Theresa May has nothing but problems, having been the PM during the three ghastly terror attacks of the last three months. She has responded by casting blame liberally, forgetting that before her election, she was the Home Secretary for six years under former PM David Cameron. The Home Secretary is in charge of counterterrorism. The Guardian newspaper reports that Theresa May reduced police forces by 21,500 officers, both as Home Secretary and PM, and the counter-terrorism budget, starting in 2010. Her opposition, the Labour Party, is naturally making a meal of the numbers, despite May’s defensive countercharges. However, the voters in London and the rest of the UK are feeling the shock of the terror attacks, and that may not be a good thing for the Conservatives or Theresa May on June 8th.

Brexit also brings up the question of borders in Ireland. A tourism lobby group in Northern Ireland, Hospitality Ulster, contends that any return to a border, hard or soft, between Northern Ireland and the Republic could hurt the North’s economy. More than half of external visitors to Northern Ireland come through Dublin first. After Brexit, will they need a visa? Will they bother to come at all, to wait at the border crossing, or choose to remain in the Republic? Tourists pay a 20% tax on purchases in Northern Ireland, and 9% in the Republic; so, no, they may not bother to go north.

More importantly, a noticeable border between Northern Ireland and the Republic of Ireland would bring back memories of the bad old days of The Troubles in the 1970s, a time everyone would like to forget. These days the train from Dublin to Belfast slips across the border, its passengers ignorant of the fact until they see red post boxes instead of green ones, Union Jacks instead of the Irish Tricolour. When the Dublin train nears the station in Belfast, it passes a Guinness factory, and all is well: the two are the one Ireland, after all.

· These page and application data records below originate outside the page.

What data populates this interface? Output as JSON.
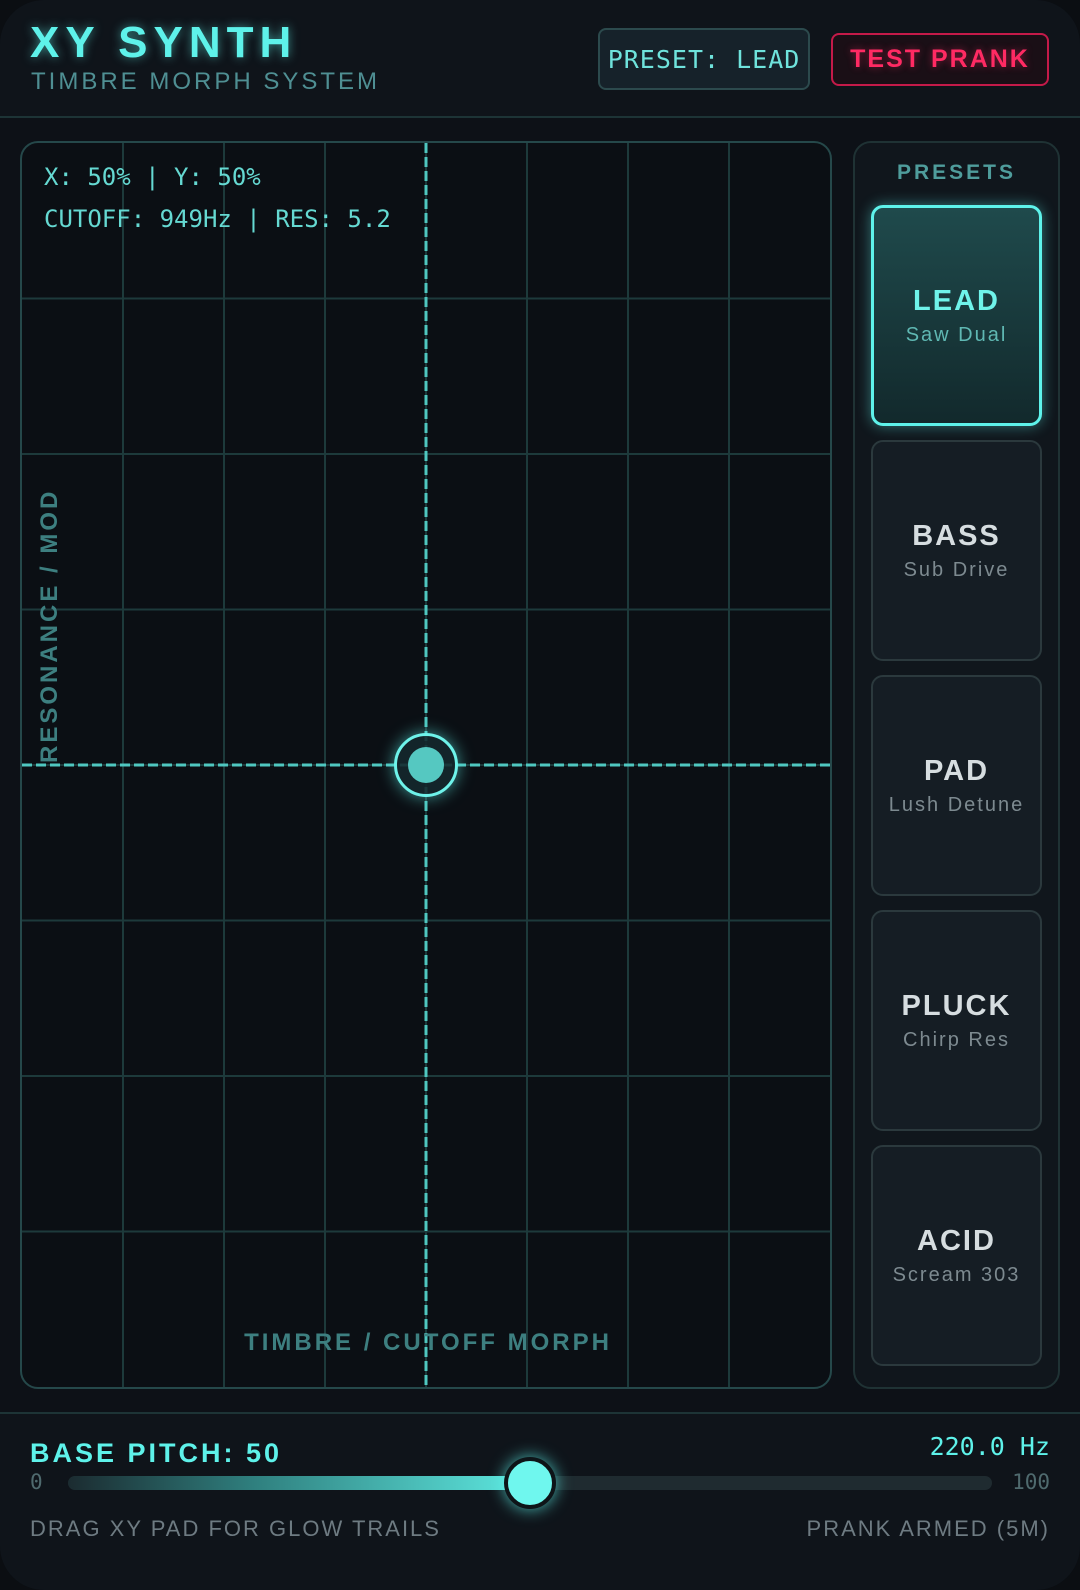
{
  "header": {
    "title": "XY SYNTH",
    "subtitle": "TIMBRE MORPH SYSTEM",
    "preset_badge": "PRESET: LEAD",
    "prank_button": "TEST PRANK"
  },
  "colors": {
    "accent": "#5ef2ea",
    "alert": "#ff2a63",
    "background": "#0d1117"
  },
  "xy_pad": {
    "readout_position": "X: 50% | Y: 50%",
    "readout_params": "CUTOFF: 949Hz | RES: 5.2",
    "x_axis_label": "TIMBRE / CUTOFF MORPH",
    "y_axis_label": "RESONANCE / MOD",
    "x_value": 0.5,
    "y_value": 0.5
  },
  "presets": {
    "title": "PRESETS",
    "items": [
      {
        "name": "LEAD",
        "desc": "Saw Dual",
        "active": true
      },
      {
        "name": "BASS",
        "desc": "Sub Drive",
        "active": false
      },
      {
        "name": "PAD",
        "desc": "Lush Detune",
        "active": false
      },
      {
        "name": "PLUCK",
        "desc": "Chirp Res",
        "active": false
      },
      {
        "name": "ACID",
        "desc": "Scream 303",
        "active": false
      }
    ]
  },
  "footer": {
    "pitch_label": "BASE PITCH: 50",
    "pitch_hz": "220.0 Hz",
    "slider_min": "0",
    "slider_max": "100",
    "slider_value": 50,
    "hint_left": "DRAG XY PAD FOR GLOW TRAILS",
    "hint_right": "PRANK ARMED (5M)"
  }
}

Will Brexit reunite Ireland? It’s a lovely thought; one Sinn Féin will try to make reality. The companion question is: will Brexit blow the United Kingdom apart? Pay attention to the British election results on Thursday: the answers will begin to emerge with those results.